Source records
------------------------------------------------------------
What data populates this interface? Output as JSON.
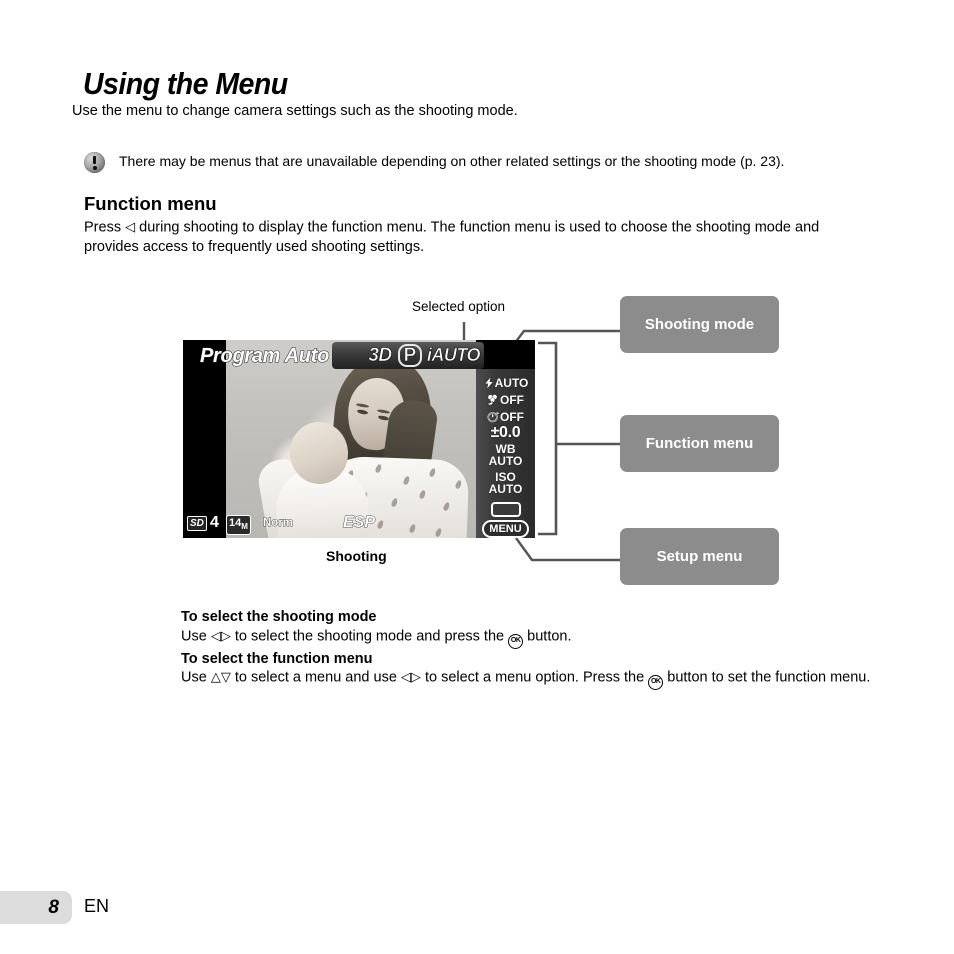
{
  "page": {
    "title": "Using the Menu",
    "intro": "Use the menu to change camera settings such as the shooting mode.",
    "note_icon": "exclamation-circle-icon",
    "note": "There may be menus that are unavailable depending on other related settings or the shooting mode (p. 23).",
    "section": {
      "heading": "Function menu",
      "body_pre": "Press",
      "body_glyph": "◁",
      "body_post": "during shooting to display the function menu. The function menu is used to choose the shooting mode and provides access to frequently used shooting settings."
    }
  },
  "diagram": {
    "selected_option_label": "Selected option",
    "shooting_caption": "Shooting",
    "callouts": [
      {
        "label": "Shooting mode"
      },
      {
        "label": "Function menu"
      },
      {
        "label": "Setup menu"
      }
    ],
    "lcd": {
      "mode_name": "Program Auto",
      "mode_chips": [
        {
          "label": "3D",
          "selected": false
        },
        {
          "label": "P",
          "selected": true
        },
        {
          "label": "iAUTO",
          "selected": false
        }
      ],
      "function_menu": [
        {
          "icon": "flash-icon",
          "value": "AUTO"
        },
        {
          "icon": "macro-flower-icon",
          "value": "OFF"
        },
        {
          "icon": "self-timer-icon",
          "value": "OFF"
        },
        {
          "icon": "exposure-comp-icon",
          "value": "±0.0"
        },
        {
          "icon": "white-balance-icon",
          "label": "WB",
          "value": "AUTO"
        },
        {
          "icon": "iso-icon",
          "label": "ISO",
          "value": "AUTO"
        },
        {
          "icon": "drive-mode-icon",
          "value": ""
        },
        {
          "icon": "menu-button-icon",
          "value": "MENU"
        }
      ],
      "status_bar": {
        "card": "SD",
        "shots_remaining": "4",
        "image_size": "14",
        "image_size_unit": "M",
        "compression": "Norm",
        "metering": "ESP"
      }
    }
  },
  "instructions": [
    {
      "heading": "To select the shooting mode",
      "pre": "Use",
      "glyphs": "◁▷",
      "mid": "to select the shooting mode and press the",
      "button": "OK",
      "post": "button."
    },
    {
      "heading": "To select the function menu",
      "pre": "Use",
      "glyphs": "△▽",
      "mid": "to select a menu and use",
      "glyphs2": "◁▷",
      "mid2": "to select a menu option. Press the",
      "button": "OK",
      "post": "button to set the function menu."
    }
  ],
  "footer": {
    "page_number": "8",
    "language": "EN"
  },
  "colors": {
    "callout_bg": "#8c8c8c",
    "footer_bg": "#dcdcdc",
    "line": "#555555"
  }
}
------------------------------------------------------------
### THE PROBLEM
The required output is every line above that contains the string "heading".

### ANSWER
      "heading": "Function menu",
      "heading": "To select the shooting mode",
      "heading": "To select the function menu",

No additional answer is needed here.